Is it art, design or both? The first fixture shown above is an actual heated meeting space – warmed by a four-sided hot water heater suspended from the ceiling, a functional artwork of sorts. But the latter furniture-like objects … well, there seems to be an appliance seated where one would expect to find a person sitting down.
The linear composition, symmetry and outlined shapes of these metal sculptures strongly suggest the forms of couches, benches, chairs an love seats – but there is nothing within each frame and in a surreal visual inversion: seating spaces are not empty but rather occupied by the densest, heaviest mass in each work.
In this series titled I Am Furniture, Bas van Raay works precisely with our own pattern recognition processes – this difficult-to-grasp aspect is entirely intentional, a mixing of recognizable shapes, figures and voids designed to make us think twice (or more) about each piece.
More info from the designer
“What is furniture? Does the definition only belong to tables and chairs? Or could an electric heater become furniture as well? We think it’s possible. Depending on the openness of others towards the objects. That’s why we named these objects: ‘I am furniture’, as in becoming furniture. The objects identify themselves with the freedom of our thoughts and minds.”
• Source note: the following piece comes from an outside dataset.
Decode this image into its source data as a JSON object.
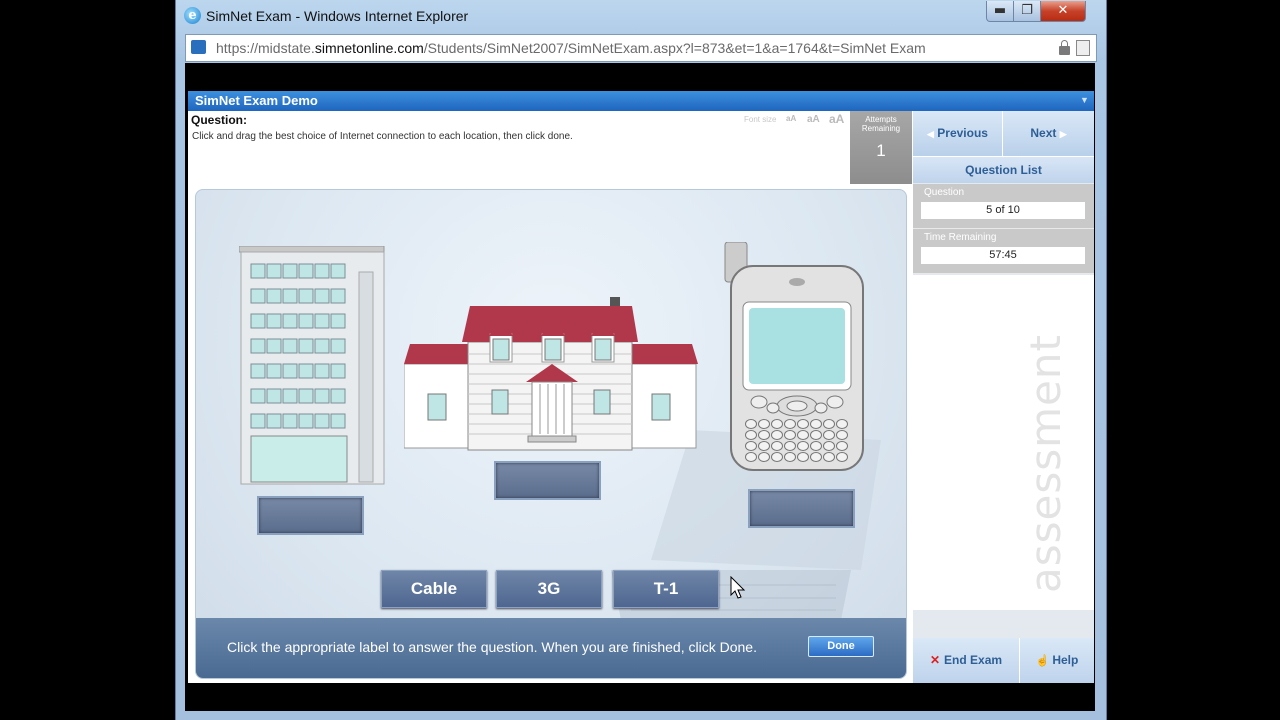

“I am furniture is produced by Studio Vraay, and most of the parts are hand made or Industrially sculptured. The objects heat up electrically using a reduced electrical heating component made for tomorrow’s ecological standards. Besides reducing energy demand, the object heats up the direct surroundings where we find ourselves in, instead of entire buildings. I am furniture is designed as ‘plug and play’.”
About Bas van Raay
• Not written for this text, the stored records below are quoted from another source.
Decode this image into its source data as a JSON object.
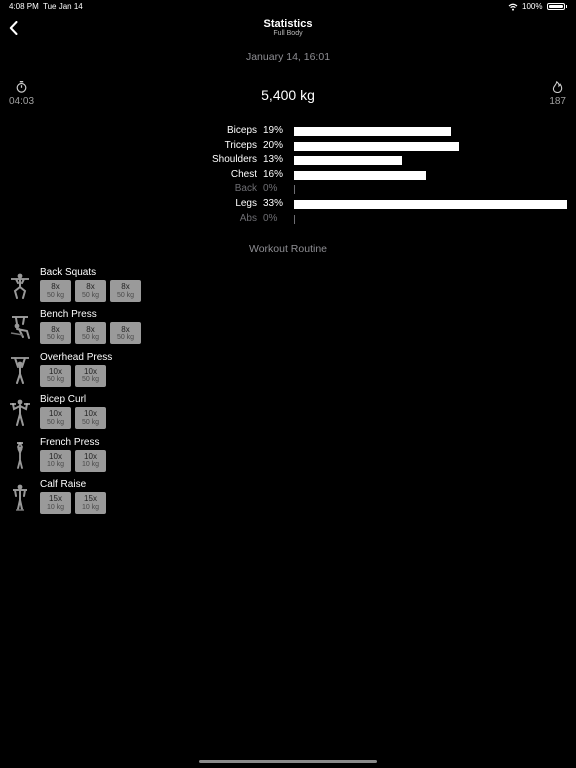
{
  "status_bar": {
    "time": "4:08 PM",
    "date": "Tue Jan 14",
    "battery": "100%"
  },
  "nav": {
    "title": "Statistics",
    "subtitle": "Full Body"
  },
  "session": {
    "date": "January 14, 16:01",
    "duration": "04:03",
    "total_weight": "5,400 kg",
    "calories": "187"
  },
  "muscles": [
    {
      "name": "Biceps",
      "percent_label": "19%",
      "percent": 19
    },
    {
      "name": "Triceps",
      "percent_label": "20%",
      "percent": 20
    },
    {
      "name": "Shoulders",
      "percent_label": "13%",
      "percent": 13
    },
    {
      "name": "Chest",
      "percent_label": "16%",
      "percent": 16
    },
    {
      "name": "Back",
      "percent_label": "0%",
      "percent": 0
    },
    {
      "name": "Legs",
      "percent_label": "33%",
      "percent": 33
    },
    {
      "name": "Abs",
      "percent_label": "0%",
      "percent": 0
    }
  ],
  "routine_title": "Workout Routine",
  "exercises": [
    {
      "name": "Back Squats",
      "icon": "squat-figure-icon",
      "sets": [
        {
          "reps": "8x",
          "weight": "50 kg"
        },
        {
          "reps": "8x",
          "weight": "50 kg"
        },
        {
          "reps": "8x",
          "weight": "50 kg"
        }
      ]
    },
    {
      "name": "Bench Press",
      "icon": "bench-press-figure-icon",
      "sets": [
        {
          "reps": "8x",
          "weight": "50 kg"
        },
        {
          "reps": "8x",
          "weight": "50 kg"
        },
        {
          "reps": "8x",
          "weight": "50 kg"
        }
      ]
    },
    {
      "name": "Overhead Press",
      "icon": "overhead-press-figure-icon",
      "sets": [
        {
          "reps": "10x",
          "weight": "50 kg"
        },
        {
          "reps": "10x",
          "weight": "50 kg"
        }
      ]
    },
    {
      "name": "Bicep Curl",
      "icon": "bicep-curl-figure-icon",
      "sets": [
        {
          "reps": "10x",
          "weight": "50 kg"
        },
        {
          "reps": "10x",
          "weight": "50 kg"
        }
      ]
    },
    {
      "name": "French Press",
      "icon": "french-press-figure-icon",
      "sets": [
        {
          "reps": "10x",
          "weight": "10 kg"
        },
        {
          "reps": "10x",
          "weight": "10 kg"
        }
      ]
    },
    {
      "name": "Calf Raise",
      "icon": "calf-raise-figure-icon",
      "sets": [
        {
          "reps": "15x",
          "weight": "10 kg"
        },
        {
          "reps": "15x",
          "weight": "10 kg"
        }
      ]
    }
  ]
}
“Bas van Raay (1981) graduated in 2007 from the Design Academy in Eindhoven at the department ‘man and public space’, and studied at the department ‘man and well being’ before. He did his internship at k&h architects in Tokyo japan. His graduation projects ‘heatingpoint’ and ‘station energy’ are a result of ‘public space’ combined with ‘well being’ . Both projects are described as inventions in a grey area between art and design.”